Roughly 250 million years ago, Earth’s land masses lay together in one supercontinent known as Pangea. Surrounded by a single ocean, known as Panthalassa, it saw the rise of the dinosaurs.
Pangea was roughly shaped like Pac-Man, with land reaching to both north and south poles and a chunk biting into the middle that contained the Tethys Sea, explains Paul Olsen, a paleontologist at Columbia University. Over the millions of years of its existence, this supercontinent saw the flourishing of biodiversity, bookended by two mass extinctions, he adds.
“During the time of Pangea, you really see this replacement of a kind of archaic land and marine fauna by one that looks much more modern,” says Olsen. “By the end of Pangea, you basically have all the major groups of organisms around.”
Mammals and dinosaurs arrived on the scene during the time of Pangea. Pterosaurs took to the skies, while ichthyosaurs flourished in the oceans. Pangea’s flora may not have been to alien to us in some ways, as it was dominated by species such as conifers, ferns and horsetails, Olsen continues. Flowering plants, however, if present, were very rare.
Though land animals could theoretically walk from one end of this giant landmass to another, Pangea’s geography and variable climate largely dictated where different species and groups dwelled, research shows.
Jessica Whiteside, a professor of geological sciences at San Diego State University, explains that biodiversity was flipped in Pangea compared to today’s world.

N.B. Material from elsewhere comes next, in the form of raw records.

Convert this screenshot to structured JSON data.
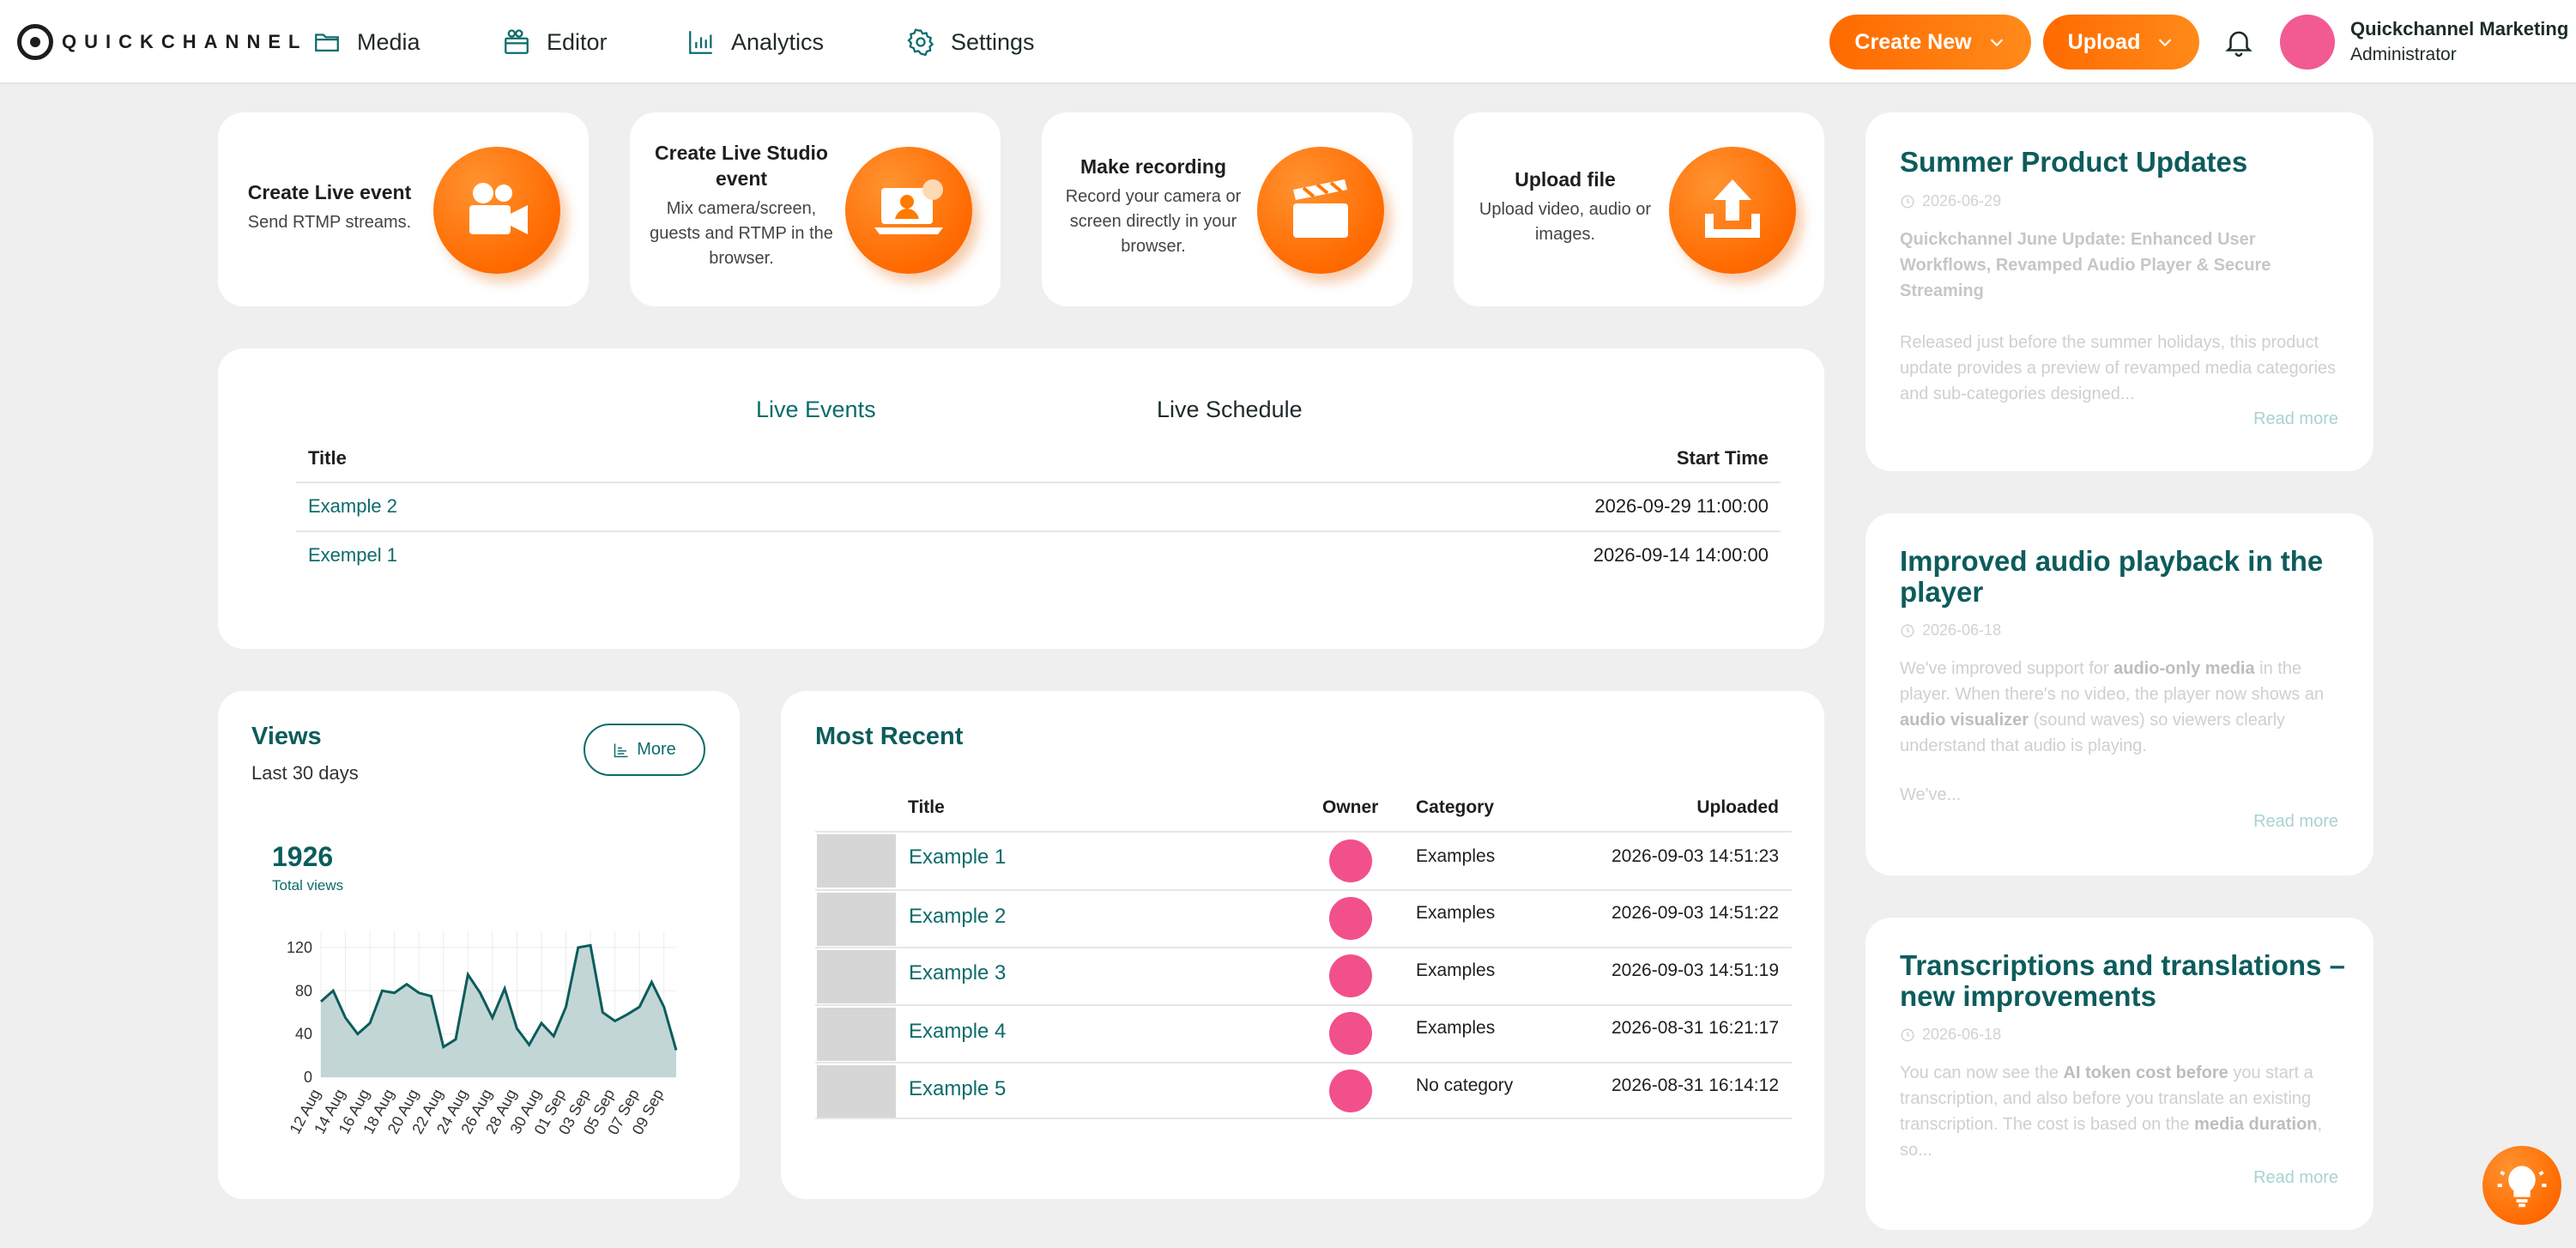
{
  "brand": {
    "name": "QUICKCHANNEL"
  },
  "nav": [
    {
      "label": "Media",
      "icon": "folder-icon"
    },
    {
      "label": "Editor",
      "icon": "editor-icon"
    },
    {
      "label": "Analytics",
      "icon": "bar-chart-icon"
    },
    {
      "label": "Settings",
      "icon": "gear-icon"
    }
  ],
  "header": {
    "create_new_label": "Create New",
    "upload_label": "Upload",
    "user_name": "Quickchannel Marketing",
    "user_role": "Administrator"
  },
  "quick_actions": [
    {
      "title": "Create Live event",
      "desc": "Send RTMP streams.",
      "icon": "video-camera-icon"
    },
    {
      "title": "Create Live Studio event",
      "desc": "Mix camera/screen, guests and RTMP in the browser.",
      "icon": "studio-laptop-icon"
    },
    {
      "title": "Make recording",
      "desc": "Record your camera or screen directly in your browser.",
      "icon": "clapperboard-icon"
    },
    {
      "title": "Upload file",
      "desc": "Upload video, audio or images.",
      "icon": "upload-icon"
    }
  ],
  "live": {
    "tabs": [
      "Live Events",
      "Live Schedule"
    ],
    "active_tab": "Live Events",
    "columns": [
      "Title",
      "Start Time"
    ],
    "rows": [
      {
        "title": "Example 2",
        "start": "2026-09-29 11:00:00"
      },
      {
        "title": "Exempel 1",
        "start": "2026-09-14 14:00:00"
      }
    ]
  },
  "views": {
    "title": "Views",
    "subtitle": "Last 30 days",
    "more_label": "More",
    "total": "1926",
    "total_label": "Total views"
  },
  "chart_data": {
    "type": "area",
    "x": [
      "12 Aug",
      "13 Aug",
      "14 Aug",
      "15 Aug",
      "16 Aug",
      "17 Aug",
      "18 Aug",
      "19 Aug",
      "20 Aug",
      "21 Aug",
      "22 Aug",
      "23 Aug",
      "24 Aug",
      "25 Aug",
      "26 Aug",
      "27 Aug",
      "28 Aug",
      "29 Aug",
      "30 Aug",
      "31 Aug",
      "01 Sep",
      "02 Sep",
      "03 Sep",
      "04 Sep",
      "05 Sep",
      "06 Sep",
      "07 Sep",
      "08 Sep",
      "09 Sep",
      "10 Sep"
    ],
    "tick_labels": [
      "12 Aug",
      "14 Aug",
      "16 Aug",
      "18 Aug",
      "20 Aug",
      "22 Aug",
      "24 Aug",
      "26 Aug",
      "28 Aug",
      "30 Aug",
      "01 Sep",
      "03 Sep",
      "05 Sep",
      "07 Sep",
      "09 Sep"
    ],
    "series": [
      {
        "values": [
          70,
          80,
          55,
          40,
          50,
          80,
          78,
          86,
          78,
          75,
          28,
          35,
          95,
          78,
          55,
          82,
          45,
          30,
          50,
          38,
          65,
          120,
          122,
          60,
          52,
          58,
          65,
          88,
          65,
          25
        ]
      }
    ],
    "yticks": [
      0,
      40,
      80,
      120
    ],
    "ylim": [
      0,
      135
    ],
    "grid": true,
    "colors": {
      "line": "#0d5c5c",
      "fill": "#c2d6d6"
    }
  },
  "recent": {
    "title": "Most Recent",
    "columns": [
      "Title",
      "Owner",
      "Category",
      "Uploaded"
    ],
    "rows": [
      {
        "title": "Example 1",
        "category": "Examples",
        "uploaded": "2026-09-03 14:51:23"
      },
      {
        "title": "Example 2",
        "category": "Examples",
        "uploaded": "2026-09-03 14:51:22"
      },
      {
        "title": "Example 3",
        "category": "Examples",
        "uploaded": "2026-09-03 14:51:19"
      },
      {
        "title": "Example 4",
        "category": "Examples",
        "uploaded": "2026-08-31 16:21:17"
      },
      {
        "title": "Example 5",
        "category": "No category",
        "uploaded": "2026-08-31 16:14:12"
      }
    ]
  },
  "news": [
    {
      "title": "Summer Product Updates",
      "date": "2026-06-29",
      "subtitle": "Quickchannel June Update: Enhanced User Workflows, Revamped Audio Player & Secure Streaming",
      "excerpt": "Released just before the summer holidays, this product update provides a preview of revamped media categories and sub-categories designed...",
      "read_more": "Read more"
    },
    {
      "title": "Improved audio playback in the player",
      "date": "2026-06-18",
      "excerpt_parts": [
        "We've improved support for ",
        "audio-only media",
        " in the player. When there's no video, the player now shows an ",
        "audio visualizer",
        " (sound waves) so viewers clearly understand that audio is playing."
      ],
      "excerpt_tail": "We've...",
      "read_more": "Read more"
    },
    {
      "title": "Transcriptions and translations – new improvements",
      "date": "2026-06-18",
      "excerpt_parts": [
        "You can now see the ",
        "AI token cost before",
        " you start a transcription, and also before you translate an existing transcription. The cost is based on the ",
        "media duration",
        ", so..."
      ],
      "read_more": "Read more"
    }
  ],
  "colors": {
    "accent": "#ff7a00",
    "teal": "#0d5c5c",
    "avatar": "#f25a92"
  }
}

In our times, the tropics are the hotspot of diversity and polar regions are comparatively sparse, but during Pangean times, the highest diversity was found in the higher latitudes.
“The most interesting thing is that even though you have a supercontinent, you don’t have the same lifeforms living all over the place,” says Whiteside. “They’re actually very well restricted in these climate envelopes, or climate bands.”
In the Late Triassic for instance, Pangea experienced inordinately high CO2 levels, reaching up to six times higher than today’s current levels. Droughts and wildfires likely ravaged the tropical regions, directly impacting biodiversity in those areas. As a result, these regions were dominated by relatives of crocodiles that didn’t require a reliable source of food.
“In the Pangean world, the tropics had no herbivorous dinosaurs, and only very small carnivorous dinosaurs, and the system was ruled by other reptiles,” Whiteside continues. Those small carnivorous dinosaurs included species such as Coelophysis.
“There was very low diversity in the tropics and this is important for the rise of dinosaurs,” Whiteside explains. “The Triassic was rampant with wildfires, droughts, and rainy seasons, and these low latitudes just couldn’t sustain lush vegetation for large herbivorous dinosaurs to exist.”
Though CO2 in Pangea at this time was high, creating extreme weather conditions and an absence of ice sheets, there was still seasonal freezing of lakes in the high latitudes, Whiteside explains. “Pangea supported seasonal freezing lakes and that’s intricately tied to the rise of large herbivorous dinosaurs.”
Researchers believe that one possible reason why dinosaurs came to dominate the world after the end Triassic extinction event — which wiped out much of life on Earth – was due to their adaptation to the cold. Possibly originating in higher southern latitudes by 232 million years ago, it is believed they reached the far North of Pangea before 220 million years ago — meaning dinosaurs adapted to harsh conditions when massive volcanic activity caused cold spells in the late Triassic.
“Dinosaurs actually had hair-like feathers at some point in their life stage and that allowed for them to survive these cold snaps,” Whiteside says. “Whereas crocodile-like creatures well, basically had no insulation, so they died off.”
Read More: Did All Dinosaurs Have Feathers?
Pangea’s break up began around 195 million years ago in the early Jurassic period. Eventually, this split formed the continents we know today. Much remains to be learned about life on the supercontinent, particularly from the high Arctic and Antarctic regions, according to researchers.
Whiteside says that understanding the development and demise of life on Pangea throughout its existence is of interest not only for natural history, but for Earth’s changing climate today.
“Pangea is one of these time intervals that speaks directly to modern and future warming and how life plays out,” she concludes. “It is a past natural experiment that serves as a partial analogue to future climate change.”